## Problem requirements
Search each line below for "count", then return the lines where it appears.

################

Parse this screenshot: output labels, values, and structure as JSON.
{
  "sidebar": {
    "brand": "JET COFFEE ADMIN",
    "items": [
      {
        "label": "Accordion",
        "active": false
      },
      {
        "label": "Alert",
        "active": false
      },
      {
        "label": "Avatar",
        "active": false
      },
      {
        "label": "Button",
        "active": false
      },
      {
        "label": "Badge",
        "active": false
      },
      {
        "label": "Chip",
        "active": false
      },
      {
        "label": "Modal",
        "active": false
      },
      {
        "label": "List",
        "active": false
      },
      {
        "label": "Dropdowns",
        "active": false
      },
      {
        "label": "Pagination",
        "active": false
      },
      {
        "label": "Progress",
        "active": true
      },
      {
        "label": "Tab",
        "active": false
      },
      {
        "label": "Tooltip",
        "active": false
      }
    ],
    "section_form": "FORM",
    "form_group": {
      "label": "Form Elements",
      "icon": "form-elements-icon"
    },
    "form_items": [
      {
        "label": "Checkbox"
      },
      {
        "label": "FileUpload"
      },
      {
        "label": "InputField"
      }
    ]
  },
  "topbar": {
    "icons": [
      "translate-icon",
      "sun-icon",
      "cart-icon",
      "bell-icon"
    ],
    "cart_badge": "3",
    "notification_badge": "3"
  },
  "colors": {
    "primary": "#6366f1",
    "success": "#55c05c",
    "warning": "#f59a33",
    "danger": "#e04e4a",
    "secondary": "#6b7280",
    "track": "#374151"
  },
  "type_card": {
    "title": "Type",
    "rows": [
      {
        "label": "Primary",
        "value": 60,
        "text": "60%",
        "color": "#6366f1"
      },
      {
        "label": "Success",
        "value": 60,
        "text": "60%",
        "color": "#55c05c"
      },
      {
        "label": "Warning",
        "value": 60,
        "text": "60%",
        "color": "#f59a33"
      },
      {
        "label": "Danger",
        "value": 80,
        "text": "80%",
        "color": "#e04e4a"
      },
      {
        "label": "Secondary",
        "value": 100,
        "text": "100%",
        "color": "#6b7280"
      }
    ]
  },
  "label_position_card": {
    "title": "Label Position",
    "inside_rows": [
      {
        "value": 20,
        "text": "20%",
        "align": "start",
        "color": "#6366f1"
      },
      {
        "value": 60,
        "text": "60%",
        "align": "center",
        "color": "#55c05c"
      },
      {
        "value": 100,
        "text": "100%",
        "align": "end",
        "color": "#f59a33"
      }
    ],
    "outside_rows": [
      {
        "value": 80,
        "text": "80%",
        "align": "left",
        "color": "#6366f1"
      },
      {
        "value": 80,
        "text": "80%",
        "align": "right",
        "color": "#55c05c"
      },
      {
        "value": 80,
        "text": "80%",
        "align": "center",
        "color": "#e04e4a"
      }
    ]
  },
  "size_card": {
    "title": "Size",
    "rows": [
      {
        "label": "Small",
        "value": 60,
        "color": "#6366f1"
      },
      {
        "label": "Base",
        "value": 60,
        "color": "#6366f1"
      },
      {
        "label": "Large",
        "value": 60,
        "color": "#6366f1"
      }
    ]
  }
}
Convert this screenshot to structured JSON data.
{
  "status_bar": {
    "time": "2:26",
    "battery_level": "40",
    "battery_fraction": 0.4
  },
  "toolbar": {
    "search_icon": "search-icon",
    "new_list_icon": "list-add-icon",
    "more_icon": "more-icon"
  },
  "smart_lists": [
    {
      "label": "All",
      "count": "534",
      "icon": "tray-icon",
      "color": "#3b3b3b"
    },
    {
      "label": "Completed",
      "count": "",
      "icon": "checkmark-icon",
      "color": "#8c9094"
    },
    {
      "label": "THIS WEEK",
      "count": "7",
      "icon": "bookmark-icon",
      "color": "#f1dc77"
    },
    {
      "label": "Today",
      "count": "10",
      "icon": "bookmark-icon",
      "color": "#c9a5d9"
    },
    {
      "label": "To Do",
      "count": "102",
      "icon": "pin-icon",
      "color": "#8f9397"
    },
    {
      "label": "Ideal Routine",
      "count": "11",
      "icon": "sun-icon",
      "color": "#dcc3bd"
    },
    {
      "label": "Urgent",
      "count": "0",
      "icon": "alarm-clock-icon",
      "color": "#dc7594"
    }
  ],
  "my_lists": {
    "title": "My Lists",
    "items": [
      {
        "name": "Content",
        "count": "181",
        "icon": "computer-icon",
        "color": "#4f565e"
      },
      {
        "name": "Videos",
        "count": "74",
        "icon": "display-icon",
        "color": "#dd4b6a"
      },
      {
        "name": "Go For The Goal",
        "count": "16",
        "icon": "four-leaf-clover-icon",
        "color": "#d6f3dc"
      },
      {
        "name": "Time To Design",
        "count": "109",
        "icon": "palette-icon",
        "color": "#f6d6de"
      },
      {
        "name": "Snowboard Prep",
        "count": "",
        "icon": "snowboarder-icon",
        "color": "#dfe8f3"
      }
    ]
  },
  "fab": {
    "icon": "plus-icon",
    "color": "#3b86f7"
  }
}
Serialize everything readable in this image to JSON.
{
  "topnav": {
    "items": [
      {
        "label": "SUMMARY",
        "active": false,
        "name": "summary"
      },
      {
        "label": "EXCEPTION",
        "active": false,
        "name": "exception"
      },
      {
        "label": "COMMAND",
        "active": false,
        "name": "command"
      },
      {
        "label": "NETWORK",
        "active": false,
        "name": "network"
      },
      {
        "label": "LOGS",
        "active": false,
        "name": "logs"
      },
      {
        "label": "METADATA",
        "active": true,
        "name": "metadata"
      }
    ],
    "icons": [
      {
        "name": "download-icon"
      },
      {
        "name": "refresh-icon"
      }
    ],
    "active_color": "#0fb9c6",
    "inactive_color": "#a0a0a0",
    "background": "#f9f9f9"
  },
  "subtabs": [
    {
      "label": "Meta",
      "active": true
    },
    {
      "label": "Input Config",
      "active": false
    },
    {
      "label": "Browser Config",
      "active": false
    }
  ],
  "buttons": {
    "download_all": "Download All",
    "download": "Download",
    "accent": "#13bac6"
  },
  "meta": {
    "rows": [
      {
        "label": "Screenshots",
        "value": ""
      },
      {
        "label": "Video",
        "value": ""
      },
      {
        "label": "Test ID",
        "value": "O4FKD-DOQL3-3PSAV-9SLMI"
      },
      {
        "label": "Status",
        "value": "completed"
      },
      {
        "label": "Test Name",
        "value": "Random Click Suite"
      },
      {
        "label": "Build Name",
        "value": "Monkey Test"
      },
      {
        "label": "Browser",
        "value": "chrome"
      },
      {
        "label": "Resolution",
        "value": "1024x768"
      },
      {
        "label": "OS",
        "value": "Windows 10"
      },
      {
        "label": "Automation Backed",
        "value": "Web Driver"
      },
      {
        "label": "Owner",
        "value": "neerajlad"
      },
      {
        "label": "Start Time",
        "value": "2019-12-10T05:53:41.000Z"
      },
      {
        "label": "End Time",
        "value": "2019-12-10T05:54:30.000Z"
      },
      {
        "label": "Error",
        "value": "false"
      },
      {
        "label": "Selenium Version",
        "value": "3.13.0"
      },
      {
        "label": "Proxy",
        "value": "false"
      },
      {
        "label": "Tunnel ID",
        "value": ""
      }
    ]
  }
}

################

## Finished exercise
      "count": "534",
      "count": "",
      "count": "7",
      "count": "10",
      "count": "102",
      "count": "11",
      "count": "0",
        "count": "181",
        "count": "74",
        "count": "16",
        "count": "109",
        "count": "",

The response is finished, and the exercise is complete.